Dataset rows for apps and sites
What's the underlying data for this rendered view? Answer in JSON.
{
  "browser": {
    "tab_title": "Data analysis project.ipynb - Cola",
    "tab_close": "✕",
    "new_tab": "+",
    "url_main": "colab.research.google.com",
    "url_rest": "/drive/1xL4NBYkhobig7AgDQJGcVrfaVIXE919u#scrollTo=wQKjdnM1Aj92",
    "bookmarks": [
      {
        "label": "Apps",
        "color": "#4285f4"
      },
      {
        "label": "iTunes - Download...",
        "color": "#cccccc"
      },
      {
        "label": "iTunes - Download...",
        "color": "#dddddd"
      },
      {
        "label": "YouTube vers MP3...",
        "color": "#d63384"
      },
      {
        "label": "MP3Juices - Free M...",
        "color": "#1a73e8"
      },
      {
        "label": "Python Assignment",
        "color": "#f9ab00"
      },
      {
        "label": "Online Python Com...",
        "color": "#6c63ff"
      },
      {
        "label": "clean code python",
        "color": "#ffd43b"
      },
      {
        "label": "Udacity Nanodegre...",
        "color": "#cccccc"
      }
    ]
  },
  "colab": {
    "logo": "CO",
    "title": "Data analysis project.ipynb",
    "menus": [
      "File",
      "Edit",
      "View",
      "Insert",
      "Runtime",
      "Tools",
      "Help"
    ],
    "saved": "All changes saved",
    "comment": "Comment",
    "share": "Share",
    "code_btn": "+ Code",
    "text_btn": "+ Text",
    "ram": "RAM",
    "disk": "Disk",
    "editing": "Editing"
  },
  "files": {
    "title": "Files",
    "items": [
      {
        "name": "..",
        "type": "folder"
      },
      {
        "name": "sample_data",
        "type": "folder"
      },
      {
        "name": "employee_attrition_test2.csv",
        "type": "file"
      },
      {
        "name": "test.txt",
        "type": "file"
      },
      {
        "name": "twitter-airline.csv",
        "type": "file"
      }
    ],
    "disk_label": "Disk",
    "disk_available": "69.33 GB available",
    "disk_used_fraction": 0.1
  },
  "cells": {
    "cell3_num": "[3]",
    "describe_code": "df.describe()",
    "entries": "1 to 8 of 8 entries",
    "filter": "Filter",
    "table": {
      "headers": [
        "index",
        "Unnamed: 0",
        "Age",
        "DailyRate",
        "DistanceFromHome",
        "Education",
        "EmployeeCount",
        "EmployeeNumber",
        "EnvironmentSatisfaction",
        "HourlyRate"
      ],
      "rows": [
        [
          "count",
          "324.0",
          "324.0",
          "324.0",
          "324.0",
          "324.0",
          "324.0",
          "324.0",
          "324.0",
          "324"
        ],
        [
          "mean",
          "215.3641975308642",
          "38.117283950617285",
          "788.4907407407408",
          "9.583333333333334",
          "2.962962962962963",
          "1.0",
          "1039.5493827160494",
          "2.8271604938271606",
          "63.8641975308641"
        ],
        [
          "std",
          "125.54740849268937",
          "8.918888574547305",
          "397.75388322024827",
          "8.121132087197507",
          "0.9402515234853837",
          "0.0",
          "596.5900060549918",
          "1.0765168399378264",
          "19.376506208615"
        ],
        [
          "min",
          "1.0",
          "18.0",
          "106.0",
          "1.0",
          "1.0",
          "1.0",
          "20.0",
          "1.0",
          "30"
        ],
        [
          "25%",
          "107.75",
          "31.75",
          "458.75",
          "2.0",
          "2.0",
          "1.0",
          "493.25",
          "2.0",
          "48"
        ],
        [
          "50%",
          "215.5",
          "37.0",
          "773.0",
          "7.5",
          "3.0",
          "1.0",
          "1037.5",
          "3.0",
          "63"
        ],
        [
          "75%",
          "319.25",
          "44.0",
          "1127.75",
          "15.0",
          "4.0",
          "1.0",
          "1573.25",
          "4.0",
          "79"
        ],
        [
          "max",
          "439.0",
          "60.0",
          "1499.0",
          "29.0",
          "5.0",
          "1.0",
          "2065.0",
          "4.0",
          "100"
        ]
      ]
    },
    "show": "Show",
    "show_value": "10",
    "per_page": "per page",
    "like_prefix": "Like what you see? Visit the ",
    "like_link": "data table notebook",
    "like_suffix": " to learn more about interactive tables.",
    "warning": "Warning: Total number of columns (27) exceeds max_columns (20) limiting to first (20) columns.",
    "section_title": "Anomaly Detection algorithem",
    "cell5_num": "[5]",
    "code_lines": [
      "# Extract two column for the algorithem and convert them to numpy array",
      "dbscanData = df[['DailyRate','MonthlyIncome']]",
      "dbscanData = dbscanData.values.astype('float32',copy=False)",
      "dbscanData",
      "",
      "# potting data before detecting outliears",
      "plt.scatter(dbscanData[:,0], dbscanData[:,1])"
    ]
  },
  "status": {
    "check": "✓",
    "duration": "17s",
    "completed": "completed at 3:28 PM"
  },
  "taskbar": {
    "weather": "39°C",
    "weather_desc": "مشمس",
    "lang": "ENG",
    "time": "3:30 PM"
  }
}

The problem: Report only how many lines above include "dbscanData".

Result: 4